§ Your instructions: Below is a set of records; restate each one word for word.

Records for the exercise section start

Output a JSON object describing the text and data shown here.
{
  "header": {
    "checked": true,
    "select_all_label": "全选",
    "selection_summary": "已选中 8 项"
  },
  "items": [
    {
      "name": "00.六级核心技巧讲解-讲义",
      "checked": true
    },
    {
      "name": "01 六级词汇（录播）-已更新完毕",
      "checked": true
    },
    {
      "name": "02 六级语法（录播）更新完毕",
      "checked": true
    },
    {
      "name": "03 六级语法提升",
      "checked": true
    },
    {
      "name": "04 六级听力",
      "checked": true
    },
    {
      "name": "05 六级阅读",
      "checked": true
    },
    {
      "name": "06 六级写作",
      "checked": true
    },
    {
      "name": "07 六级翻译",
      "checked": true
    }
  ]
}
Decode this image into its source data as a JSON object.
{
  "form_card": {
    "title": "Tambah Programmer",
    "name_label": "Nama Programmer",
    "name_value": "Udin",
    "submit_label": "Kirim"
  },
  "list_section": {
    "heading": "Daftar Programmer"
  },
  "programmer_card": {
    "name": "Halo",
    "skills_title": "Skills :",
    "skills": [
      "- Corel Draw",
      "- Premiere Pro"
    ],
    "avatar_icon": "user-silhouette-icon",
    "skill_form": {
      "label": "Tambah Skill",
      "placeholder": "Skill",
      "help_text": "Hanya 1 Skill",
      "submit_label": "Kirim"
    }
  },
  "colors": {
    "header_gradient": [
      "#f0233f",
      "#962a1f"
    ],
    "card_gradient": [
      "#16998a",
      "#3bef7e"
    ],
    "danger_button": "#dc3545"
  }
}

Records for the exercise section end

§ Answer to the problem:
Output a JSON object describing the text and data shown here.
{
  "header": {
    "checked": true,
    "select_all_label": "全选",
    "selection_summary": "已选中 8 项"
  },
  "items": [
    {
      "name": "00.六级核心技巧讲解-讲义",
      "checked": true
    },
    {
      "name": "01 六级词汇（录播）-已更新完毕",
      "checked": true
    },
    {
      "name": "02 六级语法（录播）更新完毕",
      "checked": true
    },
    {
      "name": "03 六级语法提升",
      "checked": true
    },
    {
      "name": "04 六级听力",
      "checked": true
    },
    {
      "name": "05 六级阅读",
      "checked": true
    },
    {
      "name": "06 六级写作",
      "checked": true
    },
    {
      "name": "07 六级翻译",
      "checked": true
    }
  ]
}
Decode this image into its source data as a JSON object.
{
  "form_card": {
    "title": "Tambah Programmer",
    "name_label": "Nama Programmer",
    "name_value": "Udin",
    "submit_label": "Kirim"
  },
  "list_section": {
    "heading": "Daftar Programmer"
  },
  "programmer_card": {
    "name": "Halo",
    "skills_title": "Skills :",
    "skills": [
      "- Corel Draw",
      "- Premiere Pro"
    ],
    "avatar_icon": "user-silhouette-icon",
    "skill_form": {
      "label": "Tambah Skill",
      "placeholder": "Skill",
      "help_text": "Hanya 1 Skill",
      "submit_label": "Kirim"
    }
  },
  "colors": {
    "header_gradient": [
      "#f0233f",
      "#962a1f"
    ],
    "card_gradient": [
      "#16998a",
      "#3bef7e"
    ],
    "danger_button": "#dc3545"
  }
}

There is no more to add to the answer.